**Entries shown**:
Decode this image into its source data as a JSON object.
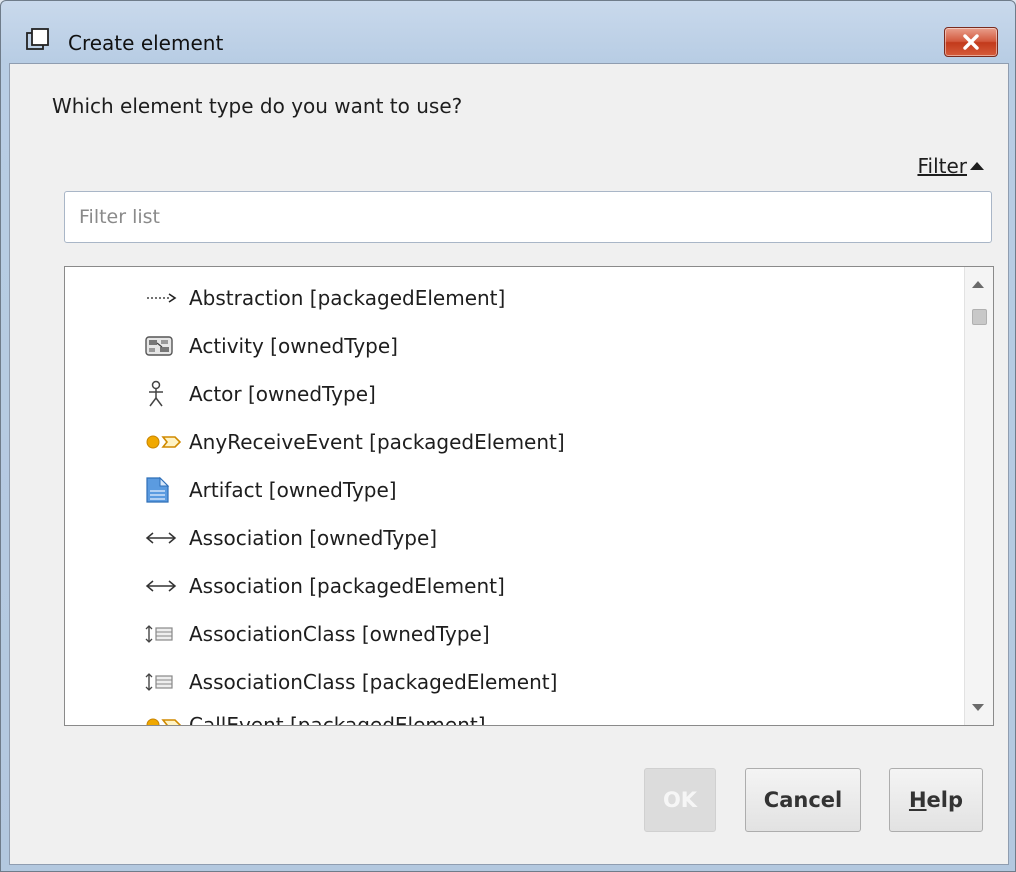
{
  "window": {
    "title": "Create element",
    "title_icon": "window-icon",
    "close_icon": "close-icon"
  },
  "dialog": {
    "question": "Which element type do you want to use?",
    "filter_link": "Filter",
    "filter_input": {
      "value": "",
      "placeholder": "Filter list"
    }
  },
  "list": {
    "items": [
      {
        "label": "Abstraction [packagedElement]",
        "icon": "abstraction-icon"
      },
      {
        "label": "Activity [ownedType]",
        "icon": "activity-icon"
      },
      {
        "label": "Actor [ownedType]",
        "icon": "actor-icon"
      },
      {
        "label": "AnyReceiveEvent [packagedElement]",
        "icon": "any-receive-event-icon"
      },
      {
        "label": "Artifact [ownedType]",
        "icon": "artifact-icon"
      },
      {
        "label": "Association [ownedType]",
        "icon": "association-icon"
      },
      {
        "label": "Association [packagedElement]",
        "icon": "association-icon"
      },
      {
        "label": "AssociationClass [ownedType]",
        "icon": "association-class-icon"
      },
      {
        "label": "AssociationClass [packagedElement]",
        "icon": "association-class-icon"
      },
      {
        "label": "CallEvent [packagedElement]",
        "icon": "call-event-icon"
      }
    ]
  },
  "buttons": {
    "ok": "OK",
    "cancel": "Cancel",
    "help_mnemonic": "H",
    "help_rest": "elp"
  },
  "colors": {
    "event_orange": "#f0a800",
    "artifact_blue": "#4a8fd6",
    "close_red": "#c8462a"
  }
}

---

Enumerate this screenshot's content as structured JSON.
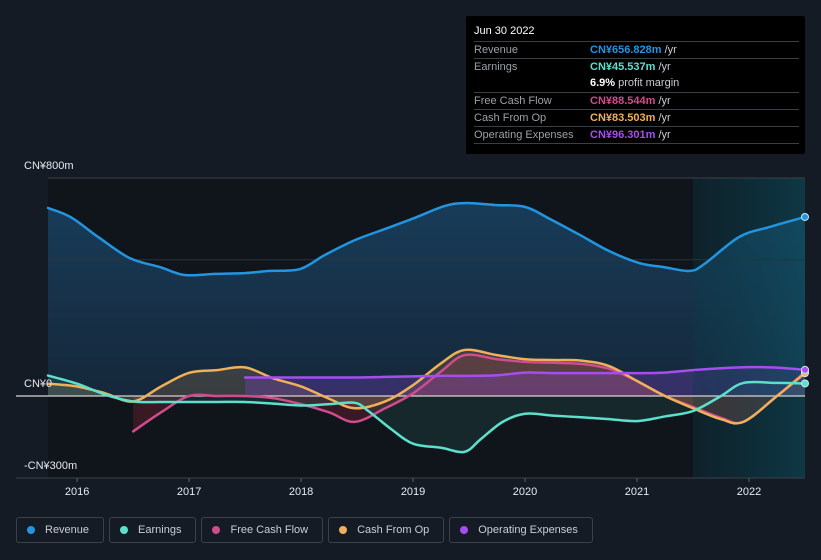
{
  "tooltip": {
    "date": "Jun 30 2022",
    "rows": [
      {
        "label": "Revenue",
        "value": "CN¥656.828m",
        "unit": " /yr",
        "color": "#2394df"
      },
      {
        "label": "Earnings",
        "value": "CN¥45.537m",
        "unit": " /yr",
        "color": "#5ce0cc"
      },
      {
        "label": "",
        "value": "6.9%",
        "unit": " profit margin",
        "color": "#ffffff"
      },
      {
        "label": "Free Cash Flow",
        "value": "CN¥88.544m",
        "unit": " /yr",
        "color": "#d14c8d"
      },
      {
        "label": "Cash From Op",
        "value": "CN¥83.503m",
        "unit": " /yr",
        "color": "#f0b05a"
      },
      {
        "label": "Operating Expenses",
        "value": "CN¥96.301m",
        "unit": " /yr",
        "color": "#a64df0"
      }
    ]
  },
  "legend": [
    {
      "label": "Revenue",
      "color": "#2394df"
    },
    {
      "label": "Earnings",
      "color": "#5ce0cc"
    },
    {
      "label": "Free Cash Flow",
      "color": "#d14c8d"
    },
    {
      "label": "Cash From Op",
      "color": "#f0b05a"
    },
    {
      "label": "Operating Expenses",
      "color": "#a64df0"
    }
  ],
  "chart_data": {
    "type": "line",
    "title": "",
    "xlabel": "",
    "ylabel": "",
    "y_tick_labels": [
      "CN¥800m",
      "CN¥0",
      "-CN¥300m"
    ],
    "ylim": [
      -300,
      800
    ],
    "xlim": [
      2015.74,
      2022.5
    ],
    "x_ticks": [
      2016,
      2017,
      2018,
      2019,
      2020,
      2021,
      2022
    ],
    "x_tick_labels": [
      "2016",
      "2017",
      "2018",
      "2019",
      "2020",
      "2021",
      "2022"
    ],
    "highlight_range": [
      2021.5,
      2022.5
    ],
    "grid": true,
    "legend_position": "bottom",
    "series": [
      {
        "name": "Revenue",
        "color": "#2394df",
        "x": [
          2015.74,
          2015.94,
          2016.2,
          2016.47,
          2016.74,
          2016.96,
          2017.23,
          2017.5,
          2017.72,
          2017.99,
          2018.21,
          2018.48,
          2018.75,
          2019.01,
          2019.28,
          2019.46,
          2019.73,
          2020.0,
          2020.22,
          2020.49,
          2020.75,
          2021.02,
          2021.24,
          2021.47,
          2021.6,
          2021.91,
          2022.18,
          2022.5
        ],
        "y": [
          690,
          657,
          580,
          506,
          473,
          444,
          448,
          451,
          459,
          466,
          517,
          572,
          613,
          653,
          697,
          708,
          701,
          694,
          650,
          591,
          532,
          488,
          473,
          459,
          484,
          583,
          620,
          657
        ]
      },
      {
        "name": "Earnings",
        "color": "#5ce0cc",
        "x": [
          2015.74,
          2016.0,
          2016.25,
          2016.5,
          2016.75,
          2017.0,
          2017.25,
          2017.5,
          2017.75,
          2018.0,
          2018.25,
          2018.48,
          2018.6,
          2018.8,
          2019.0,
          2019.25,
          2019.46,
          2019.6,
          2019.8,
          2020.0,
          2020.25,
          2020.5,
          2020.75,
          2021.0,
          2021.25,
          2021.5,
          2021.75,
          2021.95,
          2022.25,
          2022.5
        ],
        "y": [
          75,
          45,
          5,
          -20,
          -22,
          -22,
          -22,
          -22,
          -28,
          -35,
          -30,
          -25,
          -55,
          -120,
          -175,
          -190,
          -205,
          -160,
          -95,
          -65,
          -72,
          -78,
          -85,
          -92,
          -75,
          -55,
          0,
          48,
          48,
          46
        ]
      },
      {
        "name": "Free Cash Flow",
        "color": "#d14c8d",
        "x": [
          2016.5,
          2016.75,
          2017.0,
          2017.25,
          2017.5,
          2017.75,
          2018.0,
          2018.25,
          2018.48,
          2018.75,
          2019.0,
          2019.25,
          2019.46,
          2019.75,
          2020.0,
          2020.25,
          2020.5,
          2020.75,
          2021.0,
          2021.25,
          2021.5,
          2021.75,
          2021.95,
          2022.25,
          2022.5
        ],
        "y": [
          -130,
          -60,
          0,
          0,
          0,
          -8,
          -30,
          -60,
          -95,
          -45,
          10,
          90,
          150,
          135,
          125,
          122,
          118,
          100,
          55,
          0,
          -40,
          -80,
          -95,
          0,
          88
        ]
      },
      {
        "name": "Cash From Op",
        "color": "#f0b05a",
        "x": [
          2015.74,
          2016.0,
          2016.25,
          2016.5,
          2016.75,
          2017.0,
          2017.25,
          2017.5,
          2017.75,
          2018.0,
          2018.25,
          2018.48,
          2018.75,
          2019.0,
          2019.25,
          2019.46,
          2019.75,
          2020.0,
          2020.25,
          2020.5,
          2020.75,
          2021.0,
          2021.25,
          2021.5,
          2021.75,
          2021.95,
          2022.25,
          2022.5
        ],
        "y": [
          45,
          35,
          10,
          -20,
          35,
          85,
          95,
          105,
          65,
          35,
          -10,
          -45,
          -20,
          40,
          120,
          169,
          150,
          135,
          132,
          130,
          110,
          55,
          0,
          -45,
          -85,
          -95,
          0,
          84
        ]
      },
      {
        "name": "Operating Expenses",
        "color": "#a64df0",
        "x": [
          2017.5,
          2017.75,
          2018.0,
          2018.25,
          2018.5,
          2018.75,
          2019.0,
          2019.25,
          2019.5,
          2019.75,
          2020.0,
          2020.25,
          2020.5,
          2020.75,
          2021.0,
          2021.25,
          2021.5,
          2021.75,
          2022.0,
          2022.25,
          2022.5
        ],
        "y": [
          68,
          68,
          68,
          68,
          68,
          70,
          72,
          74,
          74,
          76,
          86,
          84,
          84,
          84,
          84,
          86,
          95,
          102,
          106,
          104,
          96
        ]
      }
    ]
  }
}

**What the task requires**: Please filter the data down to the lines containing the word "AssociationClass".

**Written answer**:
        "label": "AssociationClass [ownedType]",
        "label": "AssociationClass [packagedElement]",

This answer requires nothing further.